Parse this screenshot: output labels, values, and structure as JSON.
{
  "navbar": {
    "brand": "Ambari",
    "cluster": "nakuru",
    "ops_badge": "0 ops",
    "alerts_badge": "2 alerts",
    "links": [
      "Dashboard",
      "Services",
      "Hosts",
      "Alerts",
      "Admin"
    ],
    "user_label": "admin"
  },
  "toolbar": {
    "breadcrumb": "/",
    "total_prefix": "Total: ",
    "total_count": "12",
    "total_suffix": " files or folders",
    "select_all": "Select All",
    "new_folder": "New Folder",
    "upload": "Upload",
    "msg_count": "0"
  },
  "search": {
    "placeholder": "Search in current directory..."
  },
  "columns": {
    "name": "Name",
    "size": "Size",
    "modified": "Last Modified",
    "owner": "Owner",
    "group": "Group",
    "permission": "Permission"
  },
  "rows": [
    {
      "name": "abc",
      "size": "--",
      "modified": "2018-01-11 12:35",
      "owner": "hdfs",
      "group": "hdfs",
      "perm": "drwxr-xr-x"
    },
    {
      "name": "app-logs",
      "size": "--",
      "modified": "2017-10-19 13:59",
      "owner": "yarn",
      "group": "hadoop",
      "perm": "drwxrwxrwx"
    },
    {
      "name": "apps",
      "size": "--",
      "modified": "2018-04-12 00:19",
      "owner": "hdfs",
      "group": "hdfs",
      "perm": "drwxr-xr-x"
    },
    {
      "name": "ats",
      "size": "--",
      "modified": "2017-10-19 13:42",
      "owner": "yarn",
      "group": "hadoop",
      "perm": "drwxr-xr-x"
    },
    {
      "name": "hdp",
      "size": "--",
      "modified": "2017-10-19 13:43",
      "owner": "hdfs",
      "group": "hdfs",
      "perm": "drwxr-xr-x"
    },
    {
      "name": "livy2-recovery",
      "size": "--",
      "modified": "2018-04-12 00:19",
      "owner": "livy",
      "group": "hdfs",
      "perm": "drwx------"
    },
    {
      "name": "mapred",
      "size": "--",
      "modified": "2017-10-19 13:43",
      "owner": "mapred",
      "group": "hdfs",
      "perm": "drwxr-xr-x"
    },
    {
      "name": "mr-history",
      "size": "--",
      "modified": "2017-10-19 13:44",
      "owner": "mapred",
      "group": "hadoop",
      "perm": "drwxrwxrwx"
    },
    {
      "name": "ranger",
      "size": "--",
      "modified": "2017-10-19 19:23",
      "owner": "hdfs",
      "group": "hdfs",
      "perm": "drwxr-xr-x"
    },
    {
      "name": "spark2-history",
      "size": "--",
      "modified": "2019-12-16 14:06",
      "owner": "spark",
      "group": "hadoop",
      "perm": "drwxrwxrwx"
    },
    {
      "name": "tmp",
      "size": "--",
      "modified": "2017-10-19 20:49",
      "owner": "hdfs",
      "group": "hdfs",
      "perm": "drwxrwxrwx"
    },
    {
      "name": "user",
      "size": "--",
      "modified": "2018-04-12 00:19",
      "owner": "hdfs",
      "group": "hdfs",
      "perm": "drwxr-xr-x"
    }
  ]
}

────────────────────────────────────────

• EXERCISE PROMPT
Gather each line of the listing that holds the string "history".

• TASK OUTPUT
      "name": "mr-history",
      "name": "spark2-history",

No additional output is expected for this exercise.